by Tom Lankiewicz, University of California Santa Barbara
There are over 100 million bacterial cells in every liter of seawater from the open ocean, but we know very little about these organisms. Most ocean bacteria behave differently from common bacteria, such as E. coli or Salmonella, which are the source of most scientific knowledge on bacteria. Sequencing DNA of bacteria in ocean water allows scientists to see which bacteria are present and to gain a glimpse into the potential behavior of these bacteria with relative ease.
However, DNA is only an indicator of potential bacterial activities. To learn what these bacteria actually do, including the chemical reactions they facilitate, scientists must use other methods. One of the best ways to study growth and metabolic processes of bacterial cells is to grow them in the laboratory.
My task onboard R/V Sikuliaq is to isolate some of these previously uncultivated bacterial cells from the ocean. After isolating these bacterial cells, I will grow them in my lab to better understand their growth rates, metabolisms, and ultimately their roles in nutrient cycling in the ocean.
Cultivating bacteria from the open ocean is a challenging task that, in many ways, can be thought of as a game of matching. To succeed, I must match the conditions these bacteria live in while in the ocean so I can ensure the cells I am trying to grow have everything they might need to survive and flourish. The best way to go about matching these ocean conditions is to grow the cells in a liquid, called a growth medium that was created using the actual seawater they came from.

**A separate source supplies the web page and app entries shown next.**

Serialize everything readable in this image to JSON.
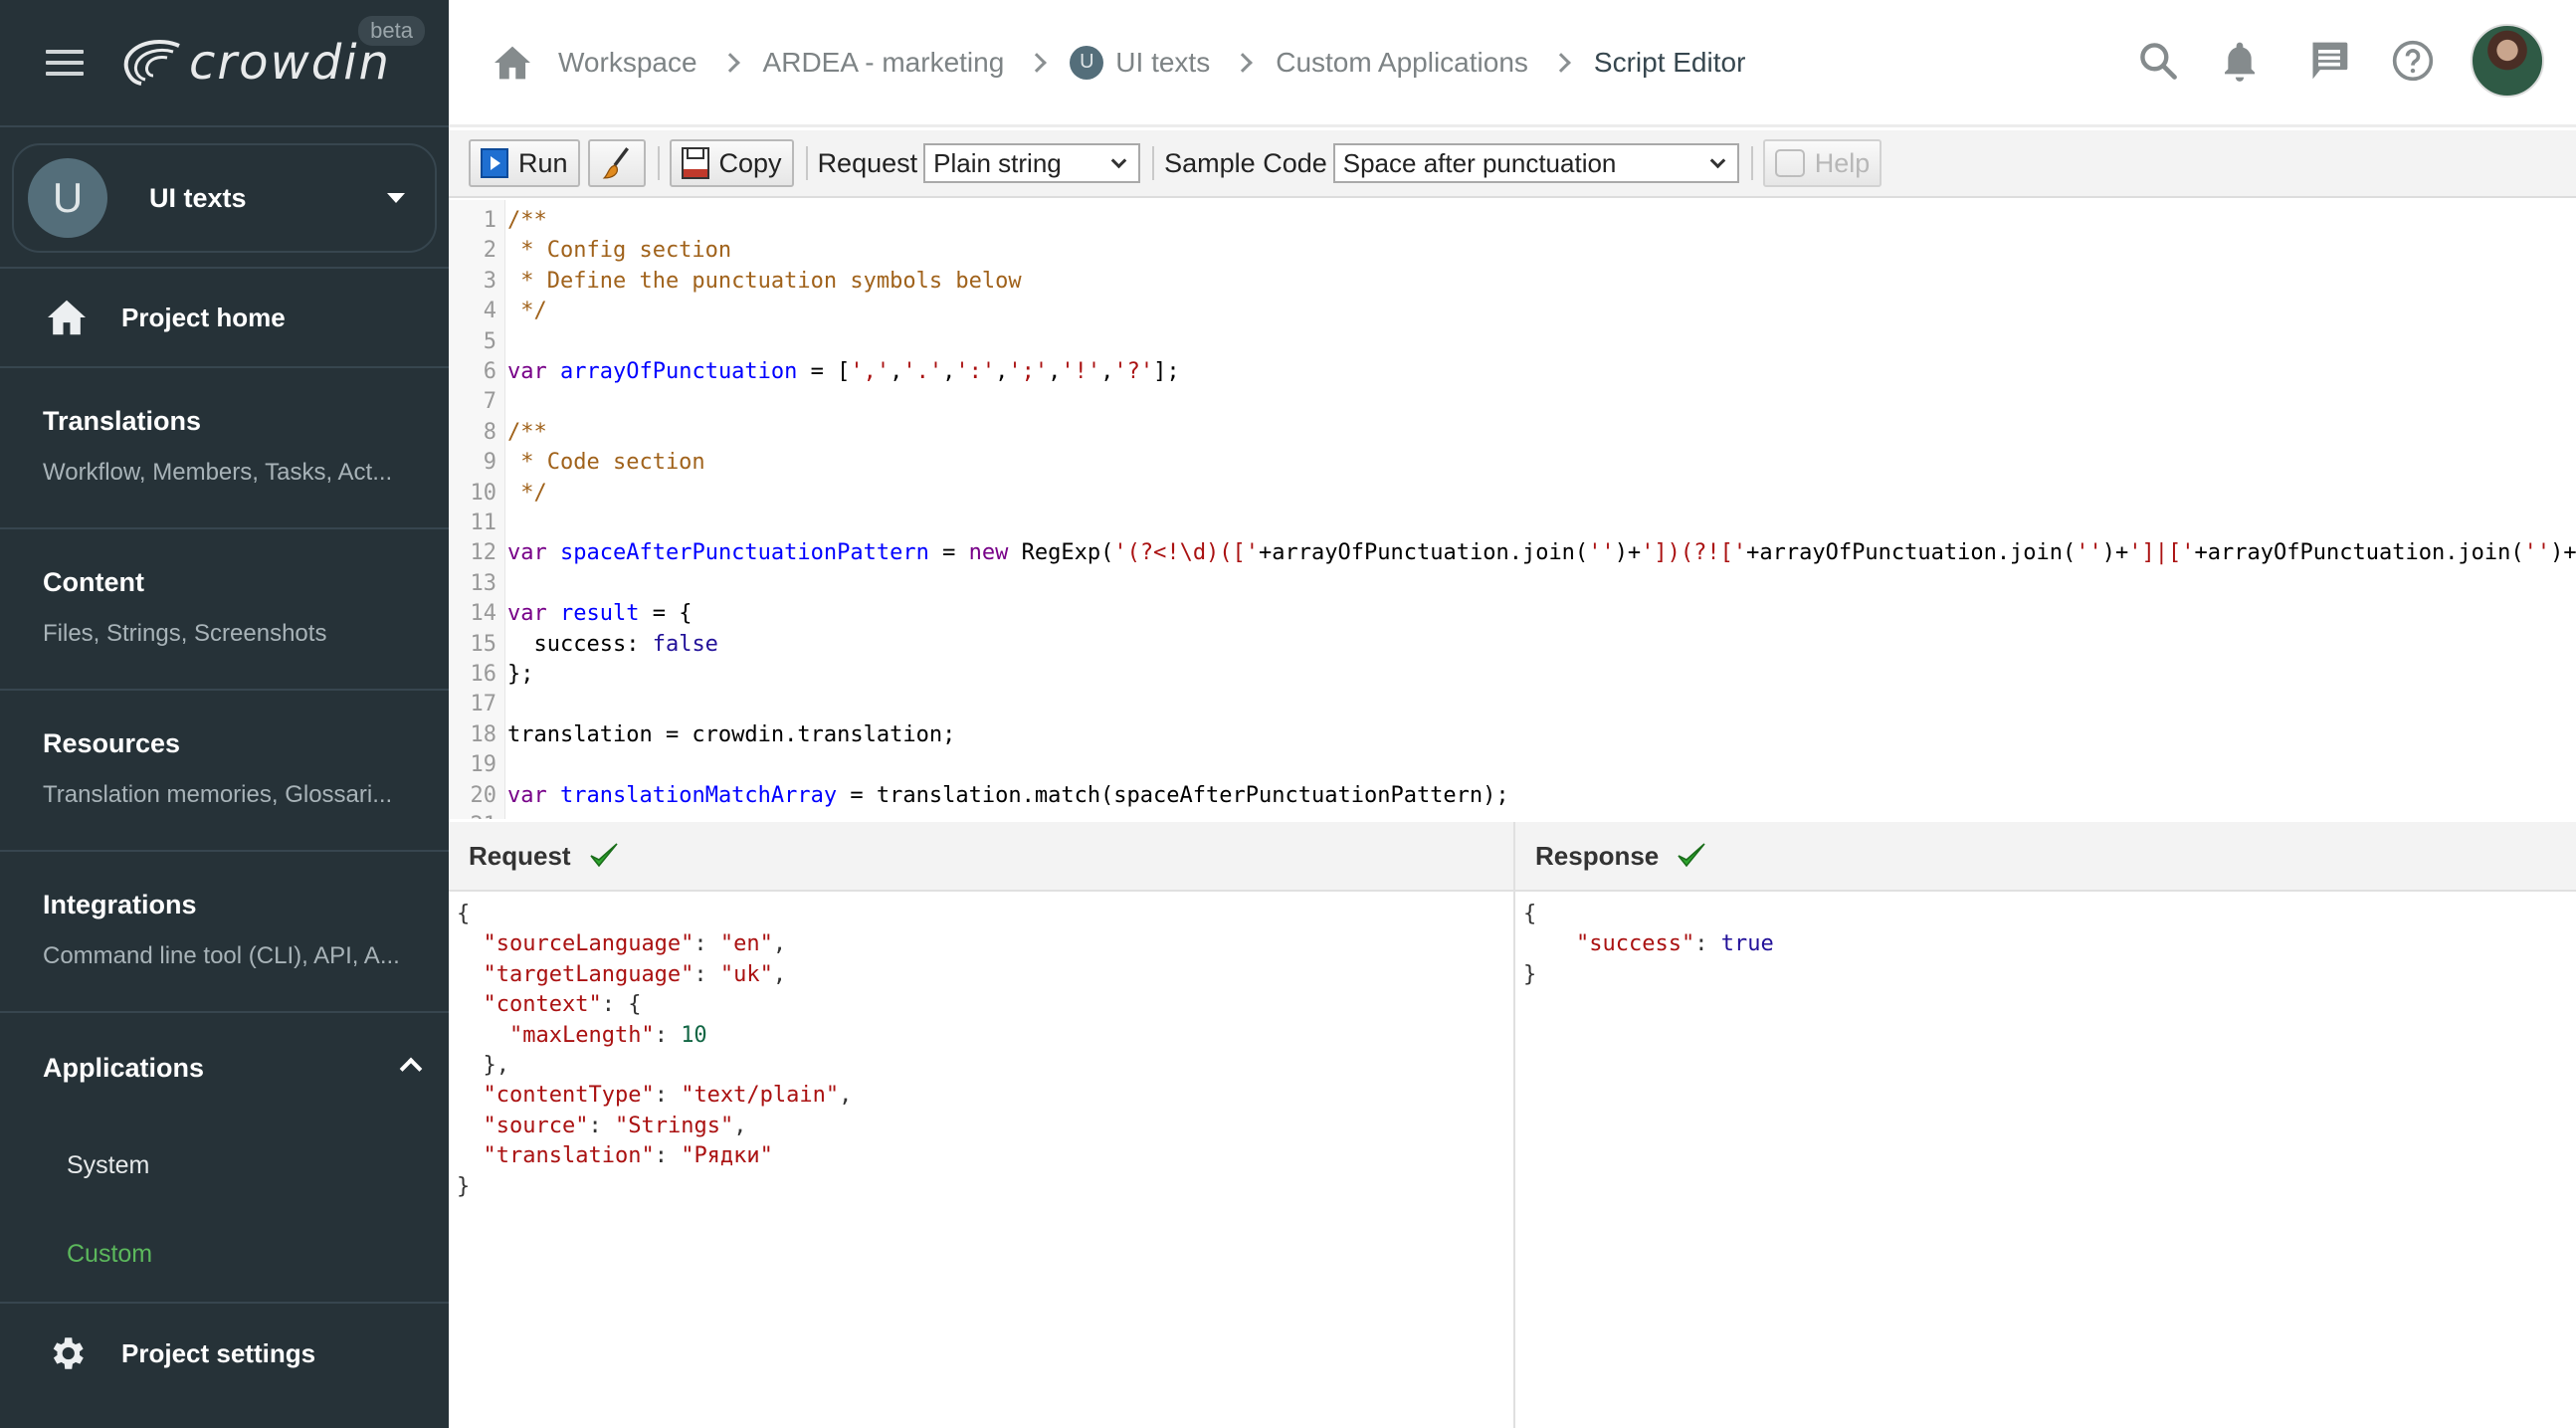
{
  "app": {
    "logo_text": "crowdin",
    "beta_badge": "beta"
  },
  "sidebar": {
    "project": {
      "avatar_letter": "U",
      "name": "UI texts"
    },
    "project_home": "Project home",
    "sections": [
      {
        "title": "Translations",
        "subtitle": "Workflow, Members, Tasks, Act..."
      },
      {
        "title": "Content",
        "subtitle": "Files, Strings, Screenshots"
      },
      {
        "title": "Resources",
        "subtitle": "Translation memories, Glossari..."
      },
      {
        "title": "Integrations",
        "subtitle": "Command line tool (CLI), API, A..."
      }
    ],
    "applications": {
      "title": "Applications",
      "items": [
        "System",
        "Custom"
      ],
      "active": "Custom"
    },
    "project_settings": "Project settings",
    "colors": {
      "background": "#263238",
      "active": "#5cb85c"
    }
  },
  "header": {
    "breadcrumbs": [
      {
        "label": "Workspace"
      },
      {
        "label": "ARDEA - marketing"
      },
      {
        "label": "UI texts",
        "avatar_letter": "U"
      },
      {
        "label": "Custom Applications"
      },
      {
        "label": "Script Editor",
        "current": true
      }
    ],
    "icons": [
      "search-icon",
      "bell-icon",
      "chat-icon",
      "help-icon",
      "user-avatar"
    ]
  },
  "toolbar": {
    "run_label": "Run",
    "copy_label": "Copy",
    "request_label": "Request",
    "request_value": "Plain string",
    "sample_code_label": "Sample Code",
    "sample_code_value": "Space after punctuation",
    "help_label": "Help"
  },
  "editor": {
    "lines": [
      [
        [
          "c-cm",
          "/**"
        ]
      ],
      [
        [
          "c-cm",
          " * Config section"
        ]
      ],
      [
        [
          "c-cm",
          " * Define the punctuation symbols below"
        ]
      ],
      [
        [
          "c-cm",
          " */"
        ]
      ],
      [],
      [
        [
          "c-kw",
          "var"
        ],
        [
          "",
          " "
        ],
        [
          "c-def",
          "arrayOfPunctuation"
        ],
        [
          "",
          " = ["
        ],
        [
          "c-str",
          "','"
        ],
        [
          "",
          ","
        ],
        [
          "c-str",
          "'.'"
        ],
        [
          "",
          ","
        ],
        [
          "c-str",
          "':'"
        ],
        [
          "",
          ","
        ],
        [
          "c-str",
          "';'"
        ],
        [
          "",
          ","
        ],
        [
          "c-str",
          "'!'"
        ],
        [
          "",
          ","
        ],
        [
          "c-str",
          "'?'"
        ],
        [
          "",
          "];"
        ]
      ],
      [],
      [
        [
          "c-cm",
          "/**"
        ]
      ],
      [
        [
          "c-cm",
          " * Code section"
        ]
      ],
      [
        [
          "c-cm",
          " */"
        ]
      ],
      [],
      [
        [
          "c-kw",
          "var"
        ],
        [
          "",
          " "
        ],
        [
          "c-def",
          "spaceAfterPunctuationPattern"
        ],
        [
          "",
          " = "
        ],
        [
          "c-kw",
          "new"
        ],
        [
          "",
          " RegExp("
        ],
        [
          "c-str",
          "'(?<!\\d)(['"
        ],
        [
          "",
          "+arrayOfPunctuation.join("
        ],
        [
          "c-str",
          "''"
        ],
        [
          "",
          ")+"
        ],
        [
          "c-str",
          "'])(?!['"
        ],
        [
          "",
          "+arrayOfPunctuation.join("
        ],
        [
          "c-str",
          "''"
        ],
        [
          "",
          ")+"
        ],
        [
          "c-str",
          "']|['"
        ],
        [
          "",
          "+arrayOfPunctuation.join("
        ],
        [
          "c-str",
          "''"
        ],
        [
          "",
          ")+"
        ]
      ],
      [],
      [
        [
          "c-kw",
          "var"
        ],
        [
          "",
          " "
        ],
        [
          "c-def",
          "result"
        ],
        [
          "",
          " = {"
        ]
      ],
      [
        [
          "",
          "  success: "
        ],
        [
          "c-atom",
          "false"
        ]
      ],
      [
        [
          "",
          "};"
        ]
      ],
      [],
      [
        [
          "",
          "translation = crowdin.translation;"
        ]
      ],
      [],
      [
        [
          "c-kw",
          "var"
        ],
        [
          "",
          " "
        ],
        [
          "c-def",
          "translationMatchArray"
        ],
        [
          "",
          " = translation.match(spaceAfterPunctuationPattern);"
        ]
      ],
      []
    ]
  },
  "request_panel": {
    "title": "Request",
    "status": "success",
    "json": {
      "sourceLanguage": "en",
      "targetLanguage": "uk",
      "context_key": "context",
      "maxLength": 10,
      "contentType": "text/plain",
      "source": "Strings",
      "translation": "Рядки"
    }
  },
  "response_panel": {
    "title": "Response",
    "status": "success",
    "json": {
      "success": "true"
    }
  }
}
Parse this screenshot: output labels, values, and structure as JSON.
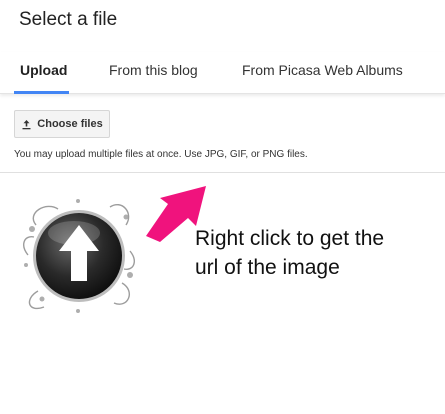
{
  "dialog": {
    "title": "Select a file"
  },
  "tabs": [
    {
      "label": "Upload",
      "active": true
    },
    {
      "label": "From this blog",
      "active": false
    },
    {
      "label": "From Picasa Web Albums",
      "active": false
    }
  ],
  "upload": {
    "choose_files_label": "Choose files",
    "note": "You may upload multiple files at once. Use JPG, GIF, or PNG files."
  },
  "annotation": {
    "line1": "Right click to get the",
    "line2": "url of the image",
    "arrow_color": "#f0137d"
  },
  "colors": {
    "accent": "#4285f4"
  }
}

To get seawater and bacterial cells from the same water mass in the ocean requires a two-step (and two research cruise) process that began two weeks ago. I first collected approximately 200 liters of seawater from Station ALOHA (A Long-term Oligotrophic Habitat Assessment), a study site about 100 kilometers north of the Hawaiian Island of Oahu. This study site is part of the Hawaii Ocean Time-series program, or HOT, which has been taking biological and chemical measurements at a monthly frequency since 1988 to develop better understanding of chemistry and microbiology in the open ocean. We used Sikuliaq’s CTD rosette to collect this water at specific depth intervals. Using a CTD and other instruments that attach to it, we can collect information on several important water characteristics including salinity (conductivity), temperature, and depth, as well as concentrations of oxygen, chlorophyll, and particles.
The HOT team graciously allowed me to participate in their research cruise from November 25th through November 29th on Sikuliaq. During this HOT cruise and onshore, with generous resources lent to me by the Center for Microbial Oceanography Research and Education (C-MORE) at the University of Hawaii, I filtered and sterilized my collected seawater in preparation for my cultivation effort and to create the growth medium. After filtration and sterilization, I added various food sources for bacteria to the growth medium and returned to Sikuliaq.
Upon re-boarding Sikuliaq, we returned immediately to Station ALOHA and I collected another 300 liters of seawater using the ship’s CTD rosette to start my new cultures of marine bacteria. I took several subsamples of water at Station ALOHA to measure concentrations of dissolved organic carbon, nutrients, and bacterial cells. Additionally, I took samples of bacterial DNA for sequencing. Between my samples and the information gathered from Sikuliaq’s instrumentation I should be able to gain a well-rounded picture of the microbial community that my new cultures were taken from.
Starting my new bacterial cultures was then simply a matter of diluting bacterial cells from my new seawater into the growth medium I had previously created. This process must be done in the cold and dark to match the temperature and light conditions that these cells normally live in. I spent lot of time in Sikuliaq’s walk-in refrigerator to keep my bacterial cultures cold and dark!
This is only the beginning of this cultivation effort. From here on out I will need to let these new cultures sit for more than a month before checking them to see if cells have grown in the medium. I have around 1200 new cultures to check. I will count the cells from each culture with an instrument called a flow cytometer, which uses a laser to count microscopic cells that have been stained with a fluorescent dye. After seeing which cultures have successfully grown, I will need to transfer them into new growth medium and allow them to continue to multiply before characterizing the cells using controlled experiments. I will also sequence the DNA of the new cultures to identify them and to further study their genomes.
I owe a big thank you to the entire crew of Sikuliaq, but especially our marine technicians Steve Hartz and Bern McKiernan, who have made my operations onboard run exceptionally smoothly. Thanks, All!